It built was 1823-1824 and is the oldest home in Australia, predating Cadmans Cottage in The Rocks previously thought to be the oldest property, though this was not actually lived in until 1827.

The Heritage Office order requires the company to repair the roof, drainage system, gutters, down pipes and flashing to prevent water damage.

Cleveland House Picture: Sally,

It must also hire an expert to inspect the house and make any necessary repairs.

A spokesman for the Heritage Office said a full report on the whole building was also required.

“(It) is to be prepared and submitted to the Heritage Council,” the spokesman said.

“The report must identify all maintenance and repair measures that are necessary to ensure the building is structurally sound and watertight.”

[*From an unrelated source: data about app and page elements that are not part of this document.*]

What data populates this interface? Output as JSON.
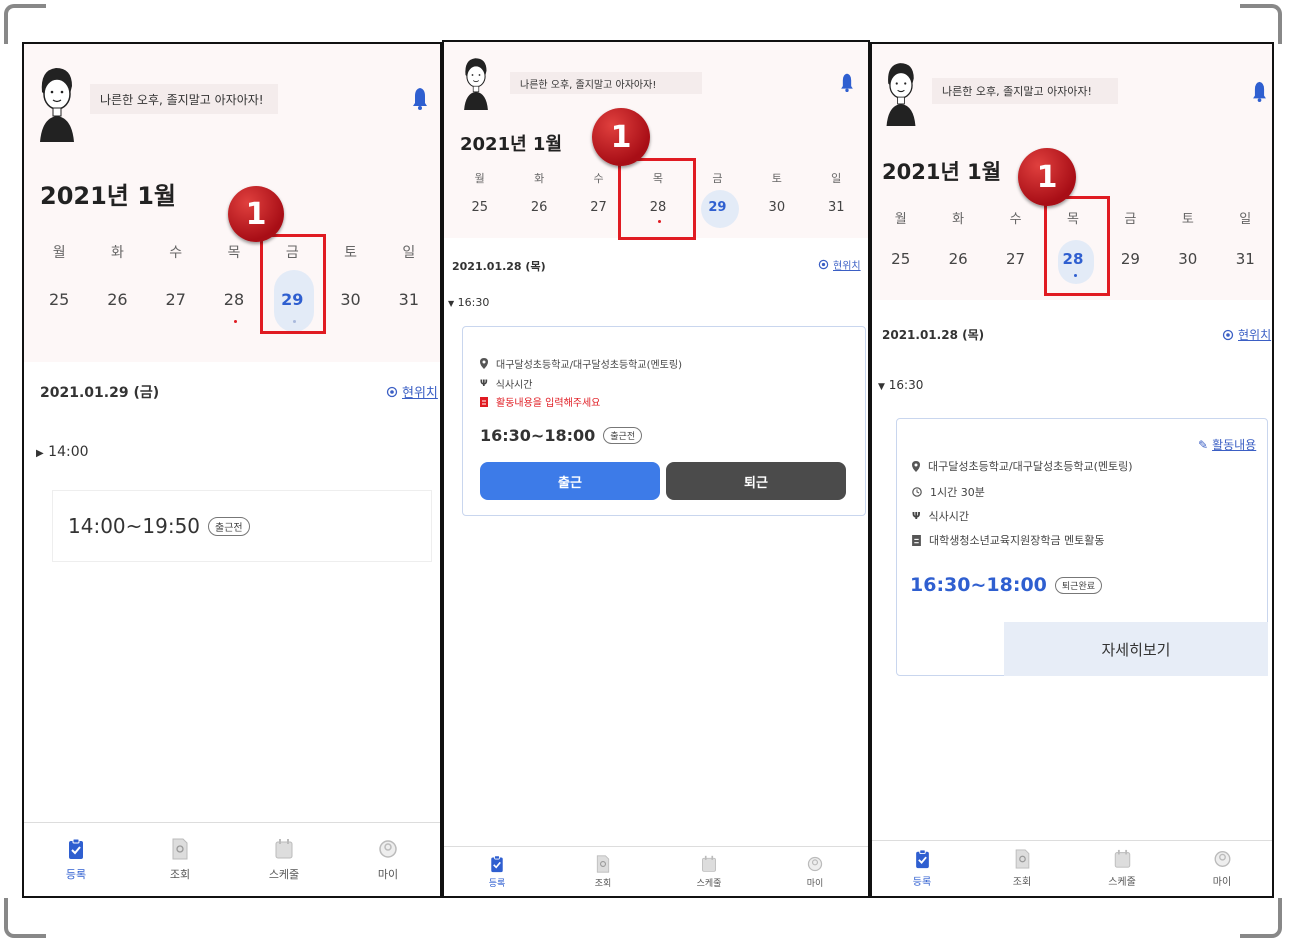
{
  "callout": "1",
  "greeting": "나른한 오후, 졸지말고 아자아자!",
  "month_title": "2021년 1월",
  "weekdays": [
    "월",
    "화",
    "수",
    "목",
    "금",
    "토",
    "일"
  ],
  "dates": [
    "25",
    "26",
    "27",
    "28",
    "29",
    "30",
    "31"
  ],
  "location_label": "현위치",
  "nav": {
    "register": "등록",
    "lookup": "조회",
    "schedule": "스케줄",
    "my": "마이"
  },
  "colors": {
    "accent": "#2f5fd0",
    "highlight_box": "#e01b22",
    "checkin_button": "#3d7be8",
    "checkout_button": "#4b4b4b"
  },
  "screens": [
    {
      "selected_date": "29",
      "date_label": "2021.01.29 (금)",
      "time_toggle": "14:00",
      "toggle_state": "collapsed",
      "card": {
        "time_range": "14:00~19:50",
        "status": "출근전"
      }
    },
    {
      "selected_date": "28",
      "date_label": "2021.01.28 (목)",
      "time_toggle": "16:30",
      "toggle_state": "expanded",
      "card": {
        "place": "대구달성초등학교/대구달성초등학교(멘토링)",
        "meal": "식사시간",
        "warning": "활동내용을 입력해주세요",
        "time_range": "16:30~18:00",
        "status": "출근전",
        "checkin": "출근",
        "checkout": "퇴근"
      }
    },
    {
      "selected_date": "28",
      "date_label": "2021.01.28 (목)",
      "time_toggle": "16:30",
      "toggle_state": "expanded",
      "card": {
        "activity_link": "활동내용",
        "place": "대구달성초등학교/대구달성초등학교(멘토링)",
        "duration": "1시간 30분",
        "meal": "식사시간",
        "program": "대학생청소년교육지원장학금 멘토활동",
        "time_range": "16:30~18:00",
        "status": "퇴근완료",
        "detail": "자세히보기"
      }
    }
  ]
}
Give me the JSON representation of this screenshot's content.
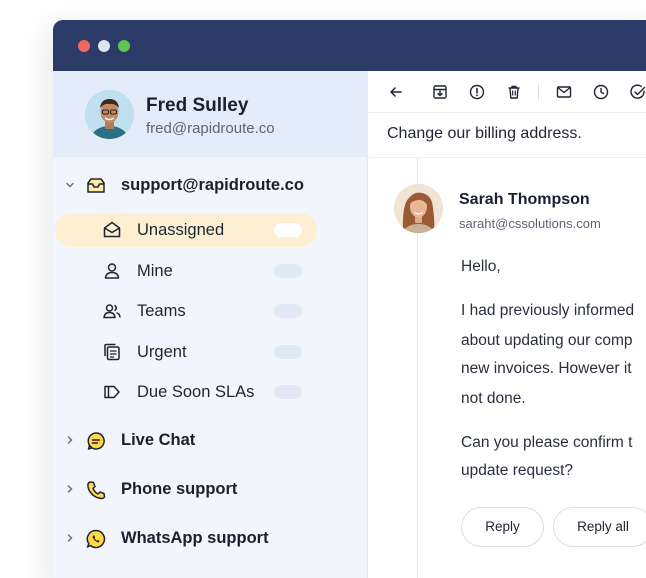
{
  "window": {
    "traffic_lights": {
      "close": "#ee6a5f",
      "minimize": "#f5bf4f",
      "maximize": "#61c554"
    },
    "titlebar_color": "#2b3a66"
  },
  "profile": {
    "name": "Fred Sulley",
    "email": "fred@rapidroute.co"
  },
  "sidebar": {
    "groups": [
      {
        "label": "support@rapidroute.co",
        "icon": "inbox-icon",
        "expanded": true
      },
      {
        "label": "Live Chat",
        "icon": "chat-bubble-icon",
        "expanded": false
      },
      {
        "label": "Phone support",
        "icon": "phone-icon",
        "expanded": false
      },
      {
        "label": "WhatsApp support",
        "icon": "whatsapp-icon",
        "expanded": false
      }
    ],
    "items": [
      {
        "label": "Unassigned",
        "icon": "envelope-open-icon",
        "active": true
      },
      {
        "label": "Mine",
        "icon": "user-icon",
        "active": false
      },
      {
        "label": "Teams",
        "icon": "users-icon",
        "active": false
      },
      {
        "label": "Urgent",
        "icon": "stacked-documents-icon",
        "active": false
      },
      {
        "label": "Due Soon SLAs",
        "icon": "tag-icon",
        "active": false
      }
    ],
    "accent_color": "#fcefd2"
  },
  "toolbar": {
    "icons": [
      "arrow-left-icon",
      "archive-icon",
      "alert-circle-icon",
      "trash-icon",
      "mail-icon",
      "clock-icon",
      "check-circle-icon"
    ]
  },
  "conversation": {
    "subject": "Change our billing address.",
    "sender": {
      "name": "Sarah Thompson",
      "email": "saraht@cssolutions.com"
    },
    "body_lines": [
      "Hello,",
      "I had previously informed",
      "about updating our comp",
      "new invoices. However it",
      "not done.",
      "Can you please confirm t",
      "update request?"
    ],
    "actions": {
      "reply_label": "Reply",
      "reply_all_label": "Reply all"
    }
  }
}
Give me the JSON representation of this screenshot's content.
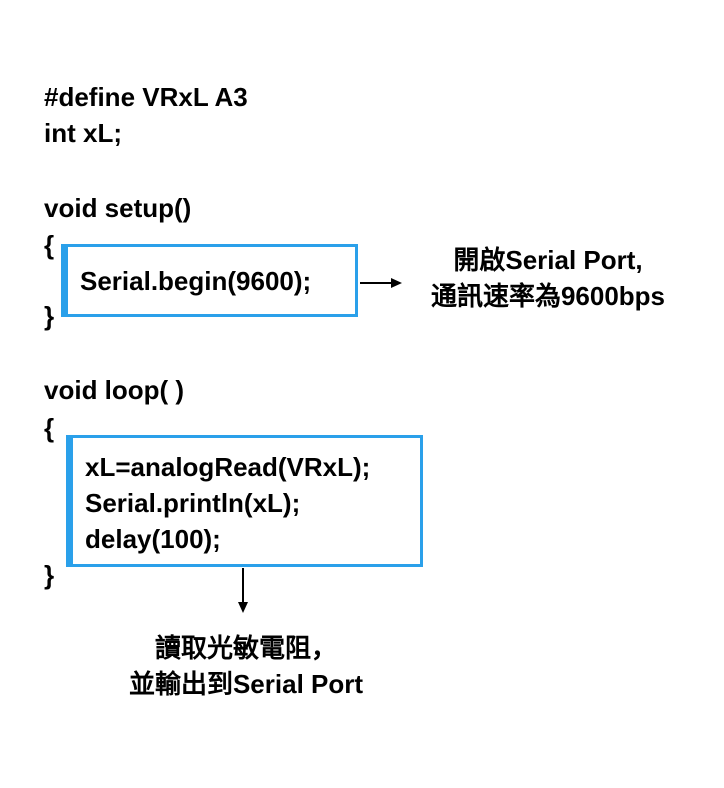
{
  "code": {
    "define_line": "#define VRxL A3",
    "int_line": "int xL;",
    "setup_sig": "void setup()",
    "setup_open": "{",
    "setup_body": "Serial.begin(9600);",
    "setup_close": "}",
    "loop_sig": "void loop( )",
    "loop_open": "{",
    "loop_body": [
      "xL=analogRead(VRxL);",
      "Serial.println(xL);",
      "delay(100);"
    ],
    "loop_close": "}"
  },
  "annotations": {
    "setup_note": [
      "開啟Serial Port,",
      "通訊速率為9600bps"
    ],
    "loop_note": [
      "讀取光敏電阻，",
      "並輸出到Serial Port"
    ]
  },
  "colors": {
    "box_border": "#2aa0ea",
    "text": "#000000",
    "background": "#ffffff"
  }
}
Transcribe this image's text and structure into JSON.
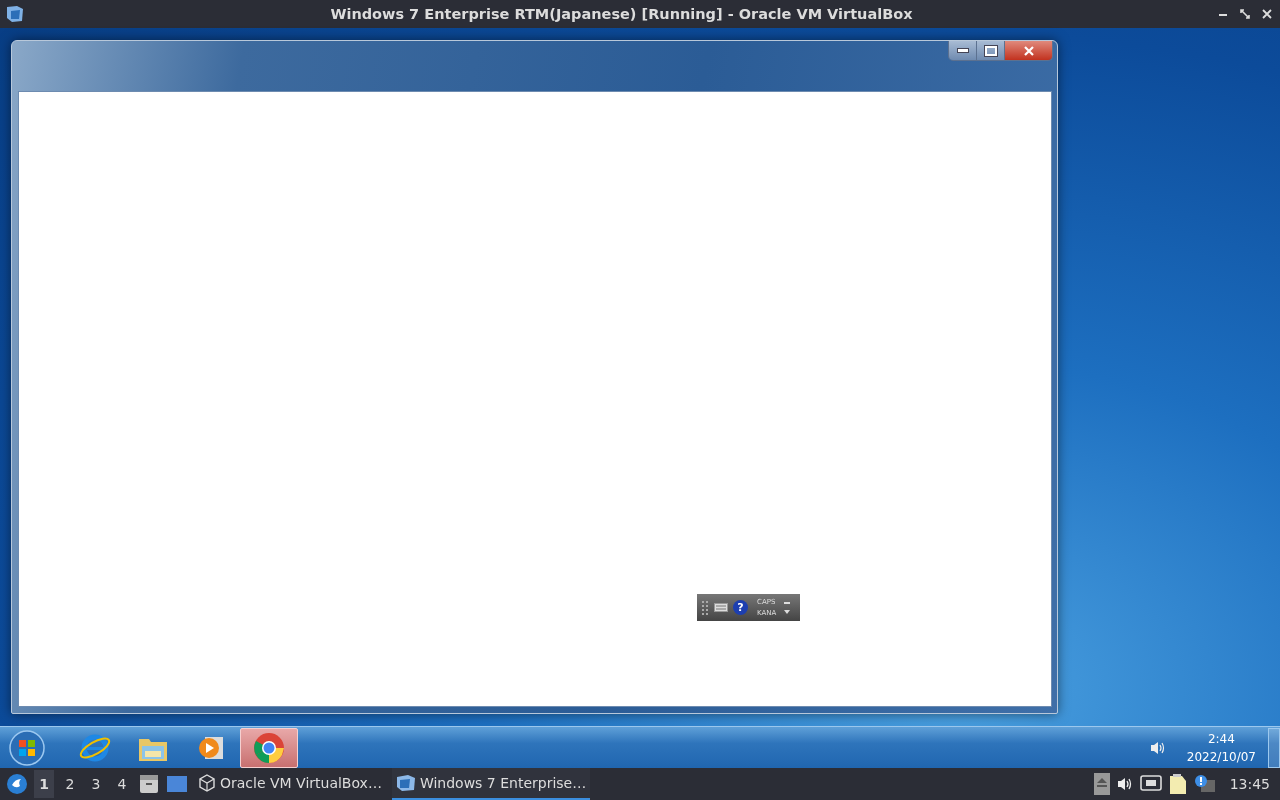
{
  "title_bar": {
    "title": "Windows 7 Enterprise RTM(Japanese) [Running] - Oracle VM VirtualBox"
  },
  "guest": {
    "ime_bar": {
      "help": "?",
      "caps": "CAPS",
      "kana": "KANA"
    },
    "taskbar": {
      "pinned": [
        {
          "kind": "ie",
          "active": false
        },
        {
          "kind": "explorer",
          "active": false
        },
        {
          "kind": "media",
          "active": false
        },
        {
          "kind": "chrome",
          "active": true
        }
      ],
      "clock": {
        "time": "2:44",
        "date": "2022/10/07"
      }
    }
  },
  "host_panel": {
    "workspaces": [
      {
        "label": "1",
        "selected": true
      },
      {
        "label": "2",
        "selected": false
      },
      {
        "label": "3",
        "selected": false
      },
      {
        "label": "4",
        "selected": false
      }
    ],
    "tasks": [
      {
        "kind": "virtualbox",
        "label": "Oracle VM VirtualBox…",
        "selected": false
      },
      {
        "kind": "vm",
        "label": "Windows 7 Enterprise…",
        "selected": true
      }
    ],
    "clock": "13:45"
  }
}
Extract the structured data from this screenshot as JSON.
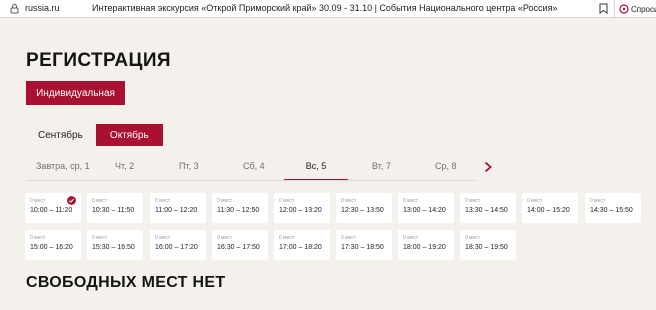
{
  "browser": {
    "url": "russia.ru",
    "title": "Интерактивная экскурсия «Открой Приморский край» 30.09 - 31.10 | События Национального центра «Россия»",
    "ask_label": "Спроси"
  },
  "registration": {
    "heading": "РЕГИСТРАЦИЯ",
    "type_button": "Индивидуальная"
  },
  "months": [
    {
      "label": "Сентябрь",
      "active": false
    },
    {
      "label": "Октябрь",
      "active": true
    }
  ],
  "days": [
    {
      "label": "Завтра, ср, 1",
      "active": false
    },
    {
      "label": "Чт, 2",
      "active": false
    },
    {
      "label": "Пт, 3",
      "active": false
    },
    {
      "label": "Сб, 4",
      "active": false
    },
    {
      "label": "Вс, 5",
      "active": true
    },
    {
      "label": "Вт, 7",
      "active": false
    },
    {
      "label": "Ср, 8",
      "active": false
    }
  ],
  "slots": [
    {
      "seats": "0 мест",
      "time": "10:00 – 11:20",
      "selected": true
    },
    {
      "seats": "0 мест",
      "time": "10:30 – 11:50",
      "selected": false
    },
    {
      "seats": "0 мест",
      "time": "11:00 – 12:20",
      "selected": false
    },
    {
      "seats": "0 мест",
      "time": "11:30 – 12:50",
      "selected": false
    },
    {
      "seats": "0 мест",
      "time": "12:00 – 13:20",
      "selected": false
    },
    {
      "seats": "0 мест",
      "time": "12:30 – 13:50",
      "selected": false
    },
    {
      "seats": "0 мест",
      "time": "13:00 – 14:20",
      "selected": false
    },
    {
      "seats": "0 мест",
      "time": "13:30 – 14:50",
      "selected": false
    },
    {
      "seats": "0 мест",
      "time": "14:00 – 15:20",
      "selected": false
    },
    {
      "seats": "0 мест",
      "time": "14:30 – 15:50",
      "selected": false
    },
    {
      "seats": "0 мест",
      "time": "15:00 – 16:20",
      "selected": false
    },
    {
      "seats": "0 мест",
      "time": "15:30 – 16:50",
      "selected": false
    },
    {
      "seats": "0 мест",
      "time": "16:00 – 17:20",
      "selected": false
    },
    {
      "seats": "0 мест",
      "time": "16:30 – 17:50",
      "selected": false
    },
    {
      "seats": "0 мест",
      "time": "17:00 – 18:20",
      "selected": false
    },
    {
      "seats": "0 мест",
      "time": "17:30 – 18:50",
      "selected": false
    },
    {
      "seats": "0 мест",
      "time": "18:00 – 19:20",
      "selected": false
    },
    {
      "seats": "0 мест",
      "time": "18:30 – 19:50",
      "selected": false
    }
  ],
  "status": {
    "no_seats": "СВОБОДНЫХ МЕСТ НЕТ"
  },
  "colors": {
    "accent": "#a81131",
    "background": "#f4f1ed",
    "card": "#ffffff"
  },
  "icons": {
    "lock": "lock-icon",
    "bookmark": "bookmark-icon",
    "ask": "chat-icon",
    "next": "chevron-right-icon",
    "selected": "check-icon"
  }
}
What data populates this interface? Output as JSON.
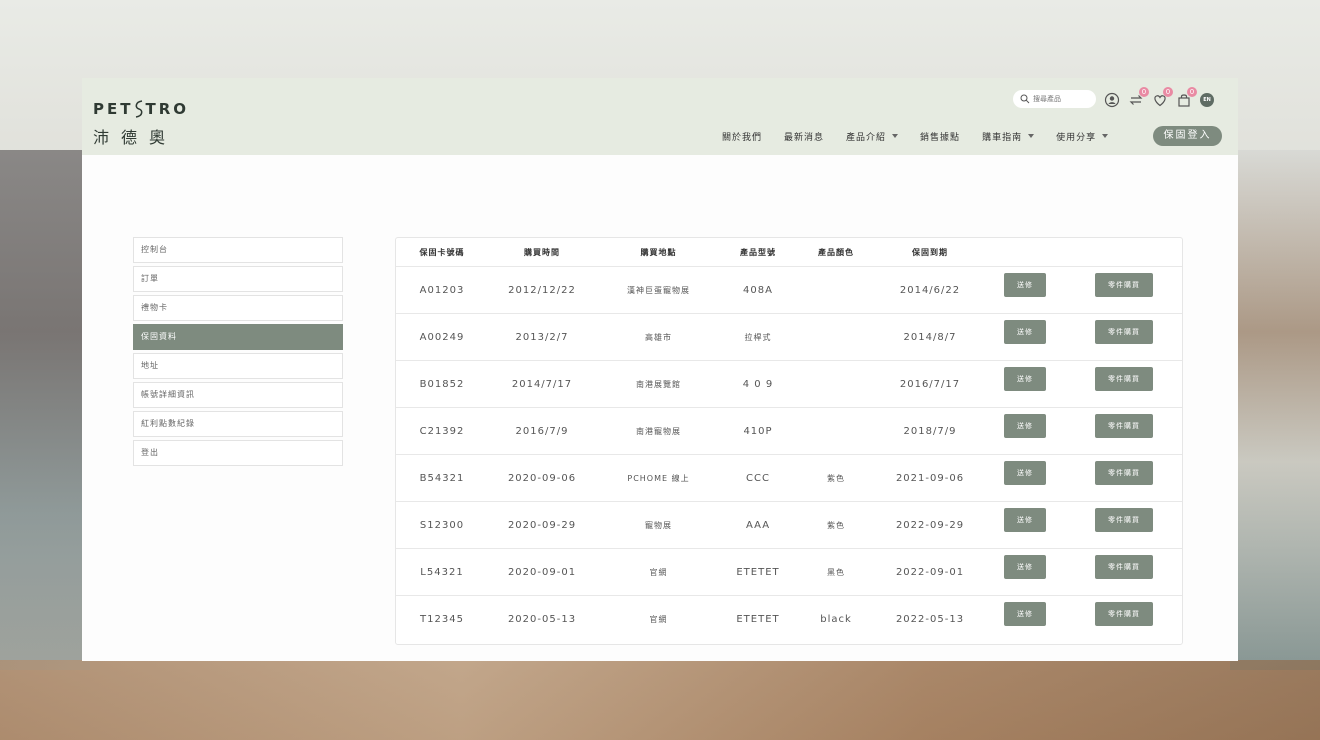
{
  "brand": {
    "logo_en_left": "PET",
    "logo_en_right": "TRO",
    "logo_zh": "沛德奧"
  },
  "search": {
    "placeholder": "搜尋產品"
  },
  "badges": {
    "compare": "0",
    "wishlist": "0",
    "cart": "0"
  },
  "lang": "EN",
  "nav": {
    "items": [
      {
        "label": "關於我們"
      },
      {
        "label": "最新消息"
      },
      {
        "label": "產品介紹"
      },
      {
        "label": "銷售據點"
      },
      {
        "label": "購車指南"
      },
      {
        "label": "使用分享"
      }
    ],
    "login": "保固登入"
  },
  "sidebar": {
    "items": [
      {
        "label": "控制台"
      },
      {
        "label": "訂單"
      },
      {
        "label": "禮物卡"
      },
      {
        "label": "保固資料"
      },
      {
        "label": "地址"
      },
      {
        "label": "帳號詳細資訊"
      },
      {
        "label": "紅利點數紀錄"
      },
      {
        "label": "登出"
      }
    ]
  },
  "table": {
    "headers": [
      "保固卡號碼",
      "購買時間",
      "購買地點",
      "產品型號",
      "產品顏色",
      "保固到期"
    ],
    "repair_label": "送修",
    "parts_label": "零件購買",
    "rows": [
      {
        "card": "A01203",
        "date": "2012/12/22",
        "place": "漢神巨蛋寵物展",
        "model": "408A",
        "color": "",
        "expire": "2014/6/22"
      },
      {
        "card": "A00249",
        "date": "2013/2/7",
        "place": "高雄市",
        "model": "拉桿式",
        "color": "",
        "expire": "2014/8/7"
      },
      {
        "card": "B01852",
        "date": "2014/7/17",
        "place": "南港展覽館",
        "model": "4 0 9",
        "color": "",
        "expire": "2016/7/17"
      },
      {
        "card": "C21392",
        "date": "2016/7/9",
        "place": "南港寵物展",
        "model": "410P",
        "color": "",
        "expire": "2018/7/9"
      },
      {
        "card": "B54321",
        "date": "2020-09-06",
        "place": "PCHOME 線上",
        "model": "CCC",
        "color": "紫色",
        "expire": "2021-09-06"
      },
      {
        "card": "S12300",
        "date": "2020-09-29",
        "place": "寵物展",
        "model": "AAA",
        "color": "紫色",
        "expire": "2022-09-29"
      },
      {
        "card": "L54321",
        "date": "2020-09-01",
        "place": "官網",
        "model": "ETETET",
        "color": "黑色",
        "expire": "2022-09-01"
      },
      {
        "card": "T12345",
        "date": "2020-05-13",
        "place": "官網",
        "model": "ETETET",
        "color": "black",
        "expire": "2022-05-13"
      }
    ]
  }
}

Cleveland House was designed by well-known colonial architect Francis Greenway for convict emancipist merchant Daniel Cooper according to the State Heritage office, which has officially listed the house as the oldest surviving residence in Sydney.

The exterior of the building is in very poor condition with peeling paint, crumbling columns and broken veranda railings. Part of the veranda also has scorch marks from a fire and has grass growing on the floorboards along one side.

The descriptions of the house on the NSW Heritage offices online register express concern at the state of the property and the relative obscurity in which it presently exists.

“Its lack of setting and state of disrepair do not do justice to its history as a prominent house on a large city estate,” the entry says.

Late last year a complaint was made to The National Trust about the poor state of the building and the Trust contacted Sydney Council. The council told the Trust that the owner was going to make repairs which it was monitoring.